■ Task objective
Would you please copy each line of the data in which the string "South" occurs?

■ Task input
- - - - - - -
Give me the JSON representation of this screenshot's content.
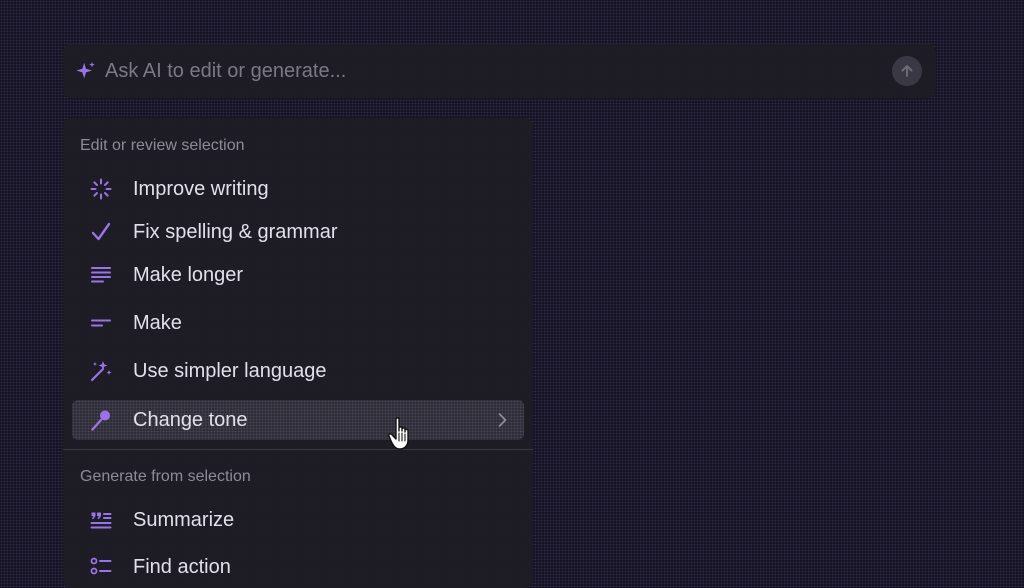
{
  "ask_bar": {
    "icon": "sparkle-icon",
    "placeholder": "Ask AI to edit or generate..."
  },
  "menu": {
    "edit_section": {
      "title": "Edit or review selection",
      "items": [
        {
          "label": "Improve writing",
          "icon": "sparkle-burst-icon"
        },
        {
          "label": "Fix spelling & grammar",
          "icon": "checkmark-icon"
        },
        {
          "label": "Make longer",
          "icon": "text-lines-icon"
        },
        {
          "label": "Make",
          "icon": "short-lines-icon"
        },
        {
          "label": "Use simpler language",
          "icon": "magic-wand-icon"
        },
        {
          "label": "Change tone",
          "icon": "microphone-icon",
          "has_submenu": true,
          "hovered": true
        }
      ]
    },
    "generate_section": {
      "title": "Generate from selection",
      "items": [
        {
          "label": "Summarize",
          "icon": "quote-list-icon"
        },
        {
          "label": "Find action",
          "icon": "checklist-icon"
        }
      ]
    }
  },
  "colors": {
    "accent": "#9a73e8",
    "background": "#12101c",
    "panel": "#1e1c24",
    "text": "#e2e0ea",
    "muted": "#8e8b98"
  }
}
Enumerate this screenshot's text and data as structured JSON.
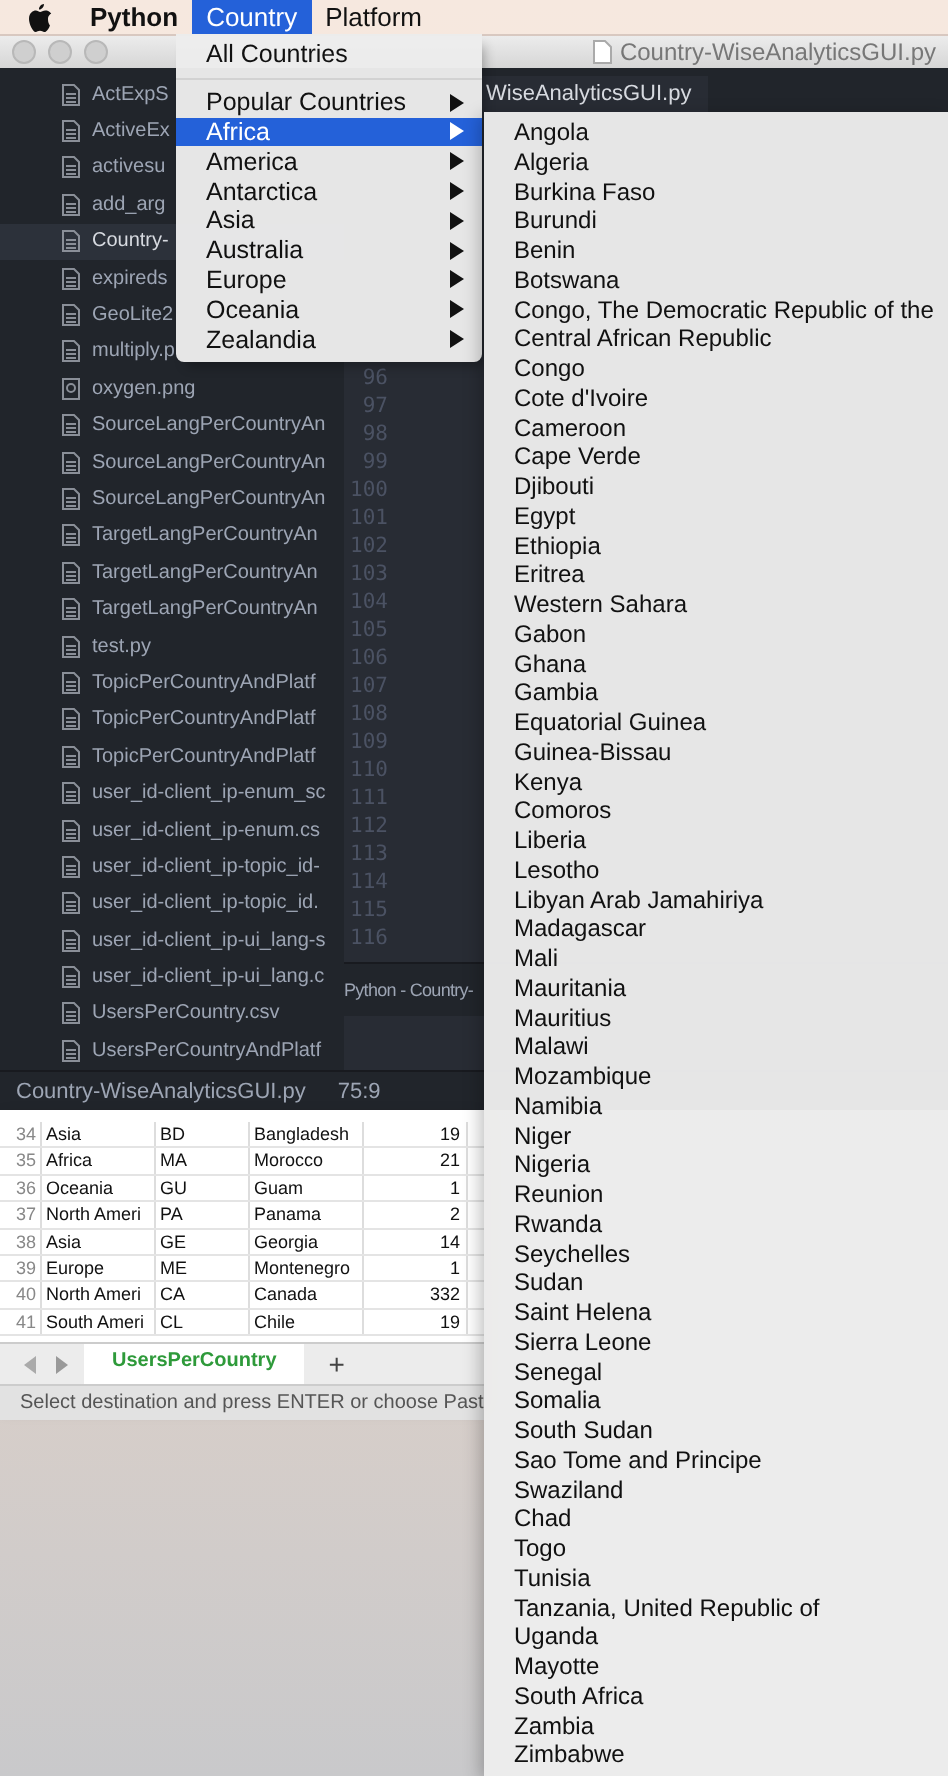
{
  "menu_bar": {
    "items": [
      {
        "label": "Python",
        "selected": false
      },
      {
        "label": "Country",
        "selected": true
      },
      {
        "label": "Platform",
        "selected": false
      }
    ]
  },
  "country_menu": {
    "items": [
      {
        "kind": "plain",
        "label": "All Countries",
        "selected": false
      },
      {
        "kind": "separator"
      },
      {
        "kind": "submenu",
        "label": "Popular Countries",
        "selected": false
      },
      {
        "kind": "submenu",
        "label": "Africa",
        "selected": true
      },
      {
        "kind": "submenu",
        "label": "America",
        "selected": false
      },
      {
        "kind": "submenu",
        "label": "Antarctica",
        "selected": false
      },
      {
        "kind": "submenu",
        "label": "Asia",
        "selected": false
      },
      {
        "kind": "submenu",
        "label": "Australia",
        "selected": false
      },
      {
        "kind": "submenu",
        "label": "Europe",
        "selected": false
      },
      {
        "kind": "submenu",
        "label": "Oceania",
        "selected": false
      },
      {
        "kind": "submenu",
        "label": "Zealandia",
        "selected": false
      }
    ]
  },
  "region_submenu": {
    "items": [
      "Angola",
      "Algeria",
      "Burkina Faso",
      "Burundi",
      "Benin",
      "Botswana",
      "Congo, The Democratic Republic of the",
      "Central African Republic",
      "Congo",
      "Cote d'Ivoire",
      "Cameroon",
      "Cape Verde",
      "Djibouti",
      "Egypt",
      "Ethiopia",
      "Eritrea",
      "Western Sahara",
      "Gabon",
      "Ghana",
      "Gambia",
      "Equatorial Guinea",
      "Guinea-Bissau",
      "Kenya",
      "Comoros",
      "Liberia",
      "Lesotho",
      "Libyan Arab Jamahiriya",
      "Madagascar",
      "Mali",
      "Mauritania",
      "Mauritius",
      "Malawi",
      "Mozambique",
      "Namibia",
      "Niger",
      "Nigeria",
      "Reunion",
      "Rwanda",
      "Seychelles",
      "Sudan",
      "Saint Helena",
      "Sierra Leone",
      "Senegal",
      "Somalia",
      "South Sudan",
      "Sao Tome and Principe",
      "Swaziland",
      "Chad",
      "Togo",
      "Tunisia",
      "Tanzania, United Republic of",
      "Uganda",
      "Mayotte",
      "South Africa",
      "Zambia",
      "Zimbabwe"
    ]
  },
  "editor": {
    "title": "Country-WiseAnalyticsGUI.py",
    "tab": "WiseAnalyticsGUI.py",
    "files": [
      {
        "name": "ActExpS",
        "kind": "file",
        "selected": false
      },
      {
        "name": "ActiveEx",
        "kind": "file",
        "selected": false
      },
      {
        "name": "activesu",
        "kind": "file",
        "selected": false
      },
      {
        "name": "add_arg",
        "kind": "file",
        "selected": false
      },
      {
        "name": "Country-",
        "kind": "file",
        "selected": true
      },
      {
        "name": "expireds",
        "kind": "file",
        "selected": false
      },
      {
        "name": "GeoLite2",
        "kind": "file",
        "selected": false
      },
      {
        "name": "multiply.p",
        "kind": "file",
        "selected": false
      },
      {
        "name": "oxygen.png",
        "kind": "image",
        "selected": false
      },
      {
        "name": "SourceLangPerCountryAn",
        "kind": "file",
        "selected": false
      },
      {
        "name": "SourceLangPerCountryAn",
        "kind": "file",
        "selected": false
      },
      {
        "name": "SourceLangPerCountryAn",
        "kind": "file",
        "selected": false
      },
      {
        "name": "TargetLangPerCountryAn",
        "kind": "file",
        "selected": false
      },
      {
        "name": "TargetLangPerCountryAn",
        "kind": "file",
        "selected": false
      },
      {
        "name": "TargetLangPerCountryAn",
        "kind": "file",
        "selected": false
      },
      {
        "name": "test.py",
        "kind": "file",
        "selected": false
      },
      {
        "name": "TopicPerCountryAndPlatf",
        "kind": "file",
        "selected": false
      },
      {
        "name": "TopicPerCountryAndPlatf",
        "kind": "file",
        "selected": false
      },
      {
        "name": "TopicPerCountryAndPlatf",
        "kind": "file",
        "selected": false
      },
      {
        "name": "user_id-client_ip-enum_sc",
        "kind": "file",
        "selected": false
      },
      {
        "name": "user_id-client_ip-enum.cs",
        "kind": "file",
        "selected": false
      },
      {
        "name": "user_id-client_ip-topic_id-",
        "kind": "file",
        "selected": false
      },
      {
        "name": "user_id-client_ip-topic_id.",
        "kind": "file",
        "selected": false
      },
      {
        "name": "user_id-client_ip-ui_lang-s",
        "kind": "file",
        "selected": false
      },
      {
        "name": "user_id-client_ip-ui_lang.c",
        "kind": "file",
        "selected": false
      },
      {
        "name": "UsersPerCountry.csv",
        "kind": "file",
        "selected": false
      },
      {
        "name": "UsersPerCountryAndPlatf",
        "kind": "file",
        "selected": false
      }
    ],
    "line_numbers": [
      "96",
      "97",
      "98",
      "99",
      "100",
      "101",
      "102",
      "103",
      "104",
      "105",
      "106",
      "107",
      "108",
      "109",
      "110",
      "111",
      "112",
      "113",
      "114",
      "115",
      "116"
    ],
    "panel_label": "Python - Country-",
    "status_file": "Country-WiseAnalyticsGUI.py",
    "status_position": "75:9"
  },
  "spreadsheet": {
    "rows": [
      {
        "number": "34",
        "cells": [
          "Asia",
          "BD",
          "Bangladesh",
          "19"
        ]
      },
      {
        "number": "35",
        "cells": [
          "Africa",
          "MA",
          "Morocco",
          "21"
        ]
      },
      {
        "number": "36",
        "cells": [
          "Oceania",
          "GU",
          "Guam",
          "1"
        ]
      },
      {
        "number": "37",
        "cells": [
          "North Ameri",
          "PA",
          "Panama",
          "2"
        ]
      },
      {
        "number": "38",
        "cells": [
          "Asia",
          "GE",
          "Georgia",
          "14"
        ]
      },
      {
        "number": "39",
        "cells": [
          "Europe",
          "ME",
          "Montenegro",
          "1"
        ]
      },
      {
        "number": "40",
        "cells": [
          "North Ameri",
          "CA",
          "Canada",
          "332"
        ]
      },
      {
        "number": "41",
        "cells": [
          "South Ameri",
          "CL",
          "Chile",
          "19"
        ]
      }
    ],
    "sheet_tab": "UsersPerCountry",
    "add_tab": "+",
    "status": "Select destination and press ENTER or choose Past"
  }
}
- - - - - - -
■ Reply
      "South Sudan",
      "South Africa",
          "South Ameri",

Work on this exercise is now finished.